Meanwhile, remember that I asked just now, what was amiss in Art or in ourselves that this sickness was upon us.  Nothing is wrong or can be with Art in the abstract—that must always be good for mankind, or we are all wrong together: but with Art, as we of these latter days have known it, there is much wrong; nay, what are we here for to-night if that is not so? were not the schools of art founded all over the country some thirty years ago because we had found out that popular art was fading—or perhaps had faded out from amongst us?

As to the progress made since then in this country—and in this country only, if at all—it is hard for me to speak without being either ungracious or insincere, and yet speak I must.  I say, then, that an apparent external progress in some ways is obvious, but I do not know how far that is hopeful, for time must try it, and prove whether it be a passing fashion or the first token of a real stir among the great mass of civilised men.  To speak quite frankly, and as one friend to another, I must needs say that even as I say those words they seem too good to be true.  And yet—who knows?—so wont are we to frame history for the future as well as for the past, so often are our eyes blind both when we look backward and when we look forward, because we have been gazing so intently at our own days, our own lines.  May all be better than I think it!
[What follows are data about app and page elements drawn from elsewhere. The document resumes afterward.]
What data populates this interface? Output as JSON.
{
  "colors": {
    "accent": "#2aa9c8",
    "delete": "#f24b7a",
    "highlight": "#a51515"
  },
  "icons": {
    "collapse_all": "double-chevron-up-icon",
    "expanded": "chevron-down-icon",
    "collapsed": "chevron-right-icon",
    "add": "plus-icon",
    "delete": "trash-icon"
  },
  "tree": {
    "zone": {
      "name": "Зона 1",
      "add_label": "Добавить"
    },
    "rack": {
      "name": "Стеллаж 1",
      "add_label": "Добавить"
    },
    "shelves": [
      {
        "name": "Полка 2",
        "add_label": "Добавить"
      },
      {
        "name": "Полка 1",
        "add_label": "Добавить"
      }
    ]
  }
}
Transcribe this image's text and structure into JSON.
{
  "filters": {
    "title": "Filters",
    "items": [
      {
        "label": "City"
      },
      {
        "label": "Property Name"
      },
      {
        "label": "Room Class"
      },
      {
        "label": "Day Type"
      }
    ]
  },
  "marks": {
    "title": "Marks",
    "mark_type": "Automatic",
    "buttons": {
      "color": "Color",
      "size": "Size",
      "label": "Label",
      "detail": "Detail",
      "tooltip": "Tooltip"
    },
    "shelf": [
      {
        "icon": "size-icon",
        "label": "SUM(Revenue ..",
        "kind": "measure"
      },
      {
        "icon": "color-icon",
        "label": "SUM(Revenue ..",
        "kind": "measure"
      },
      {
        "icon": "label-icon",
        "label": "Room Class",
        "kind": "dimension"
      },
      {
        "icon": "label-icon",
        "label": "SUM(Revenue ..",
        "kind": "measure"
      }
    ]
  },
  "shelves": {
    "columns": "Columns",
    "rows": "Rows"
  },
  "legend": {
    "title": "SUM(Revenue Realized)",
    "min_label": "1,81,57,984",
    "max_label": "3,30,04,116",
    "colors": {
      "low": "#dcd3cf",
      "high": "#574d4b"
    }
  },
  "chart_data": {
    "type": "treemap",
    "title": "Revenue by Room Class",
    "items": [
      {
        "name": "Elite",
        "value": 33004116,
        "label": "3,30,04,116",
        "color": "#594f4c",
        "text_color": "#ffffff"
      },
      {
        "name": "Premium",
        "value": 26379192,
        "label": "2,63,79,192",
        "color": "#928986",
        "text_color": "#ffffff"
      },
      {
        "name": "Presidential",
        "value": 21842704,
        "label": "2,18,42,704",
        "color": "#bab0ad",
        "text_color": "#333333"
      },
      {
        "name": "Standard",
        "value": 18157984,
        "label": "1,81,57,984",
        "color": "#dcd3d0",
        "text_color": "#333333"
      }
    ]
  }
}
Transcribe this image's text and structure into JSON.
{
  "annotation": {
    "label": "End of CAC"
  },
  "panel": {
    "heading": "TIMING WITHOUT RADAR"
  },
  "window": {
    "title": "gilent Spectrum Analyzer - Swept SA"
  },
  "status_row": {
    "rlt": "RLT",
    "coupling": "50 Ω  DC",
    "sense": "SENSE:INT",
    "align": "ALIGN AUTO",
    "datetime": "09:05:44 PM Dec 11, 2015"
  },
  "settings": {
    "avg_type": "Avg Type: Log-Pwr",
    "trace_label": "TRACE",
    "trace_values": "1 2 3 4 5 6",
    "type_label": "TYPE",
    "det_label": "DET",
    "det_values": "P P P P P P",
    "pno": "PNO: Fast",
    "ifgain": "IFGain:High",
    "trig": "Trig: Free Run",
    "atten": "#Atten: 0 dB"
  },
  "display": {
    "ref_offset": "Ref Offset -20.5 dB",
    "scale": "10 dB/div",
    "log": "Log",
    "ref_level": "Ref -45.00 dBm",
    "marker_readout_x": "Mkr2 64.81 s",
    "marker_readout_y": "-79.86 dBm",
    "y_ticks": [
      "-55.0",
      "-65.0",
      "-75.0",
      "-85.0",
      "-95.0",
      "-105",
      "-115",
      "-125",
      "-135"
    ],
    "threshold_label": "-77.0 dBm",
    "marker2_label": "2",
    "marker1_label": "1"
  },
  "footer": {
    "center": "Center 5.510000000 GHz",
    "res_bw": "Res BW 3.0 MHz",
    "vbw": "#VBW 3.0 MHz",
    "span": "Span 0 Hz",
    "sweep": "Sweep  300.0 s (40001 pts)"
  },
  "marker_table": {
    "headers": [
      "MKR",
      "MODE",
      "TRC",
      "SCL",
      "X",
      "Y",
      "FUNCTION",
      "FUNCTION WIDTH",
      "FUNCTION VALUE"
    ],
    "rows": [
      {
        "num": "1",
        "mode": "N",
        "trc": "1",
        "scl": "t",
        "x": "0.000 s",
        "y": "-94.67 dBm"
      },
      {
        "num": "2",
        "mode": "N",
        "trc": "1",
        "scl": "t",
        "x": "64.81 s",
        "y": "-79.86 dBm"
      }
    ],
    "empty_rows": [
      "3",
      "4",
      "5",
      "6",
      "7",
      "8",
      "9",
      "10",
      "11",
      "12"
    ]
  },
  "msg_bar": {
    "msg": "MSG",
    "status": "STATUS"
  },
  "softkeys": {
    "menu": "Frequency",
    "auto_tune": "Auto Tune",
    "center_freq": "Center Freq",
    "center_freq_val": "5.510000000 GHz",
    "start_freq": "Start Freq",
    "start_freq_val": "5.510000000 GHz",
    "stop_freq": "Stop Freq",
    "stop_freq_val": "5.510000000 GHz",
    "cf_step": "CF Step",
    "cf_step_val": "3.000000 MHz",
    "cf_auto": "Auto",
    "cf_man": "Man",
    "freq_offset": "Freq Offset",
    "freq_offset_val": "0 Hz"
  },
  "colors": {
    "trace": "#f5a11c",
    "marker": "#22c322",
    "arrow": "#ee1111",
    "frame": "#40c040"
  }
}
At any rate let us count our gains, and set them against less hopeful signs of the times.  In England, then—and as far as I know, in England only—painters of pictures have grown, I believe, more numerous, and certainly more conscientious in their work, and in some cases—and this more especially in England—have developed and expressed a sense of beauty which the world has not seen for the last three hundred years.  This is certainly a very great gain, which is not easy to over-estimate, both for those who make the pictures and those who use them.

Furthermore, in England, and in England only, there has been a great improvement in architecture and the arts that attend it—arts which it was the special province of the afore-mentioned schools to revive and foster.  This, also, is a considerable gain to the users of the works so made, but I fear a gain less important to most of those concerned in making them.

Against these gains we must, I am very sorry to say, set the fact not easy to be accounted for, that the rest of the civilised world (so called) seems to have done little more than stand still in these matters; and that among ourselves these improvements have concerned comparatively few people, the mass of our population not being in the least touched by them; so that the great bulk of our architecture—the art which most depends on the taste of the people at large—grows worse and worse every day.  I must speak also of another piece of discouragement before I go further.  I daresay many of you will remember how emphatically those who first had to do with the movement of which the foundation of our art-schools was a part, called the attention of our pattern-designers to the beautiful works of the East.  This was surely most well judged of them, for they bade us look at an art at once beautiful, orderly, living in our own day, and above all, popular.  Now, it is a grievous result of the sickness of civilisation that this art is fast disappearing before the advance of western conquest and commerce—fast, and every day faster.  While we are met here in Birmingham to further the spread of education in art, Englishmen in India are, in their short-sightedness, actively destroying the very sources of that education—jewellery, metal-work, pottery, calico-printing, brocade-weaving, carpet-making—all the famous and historical arts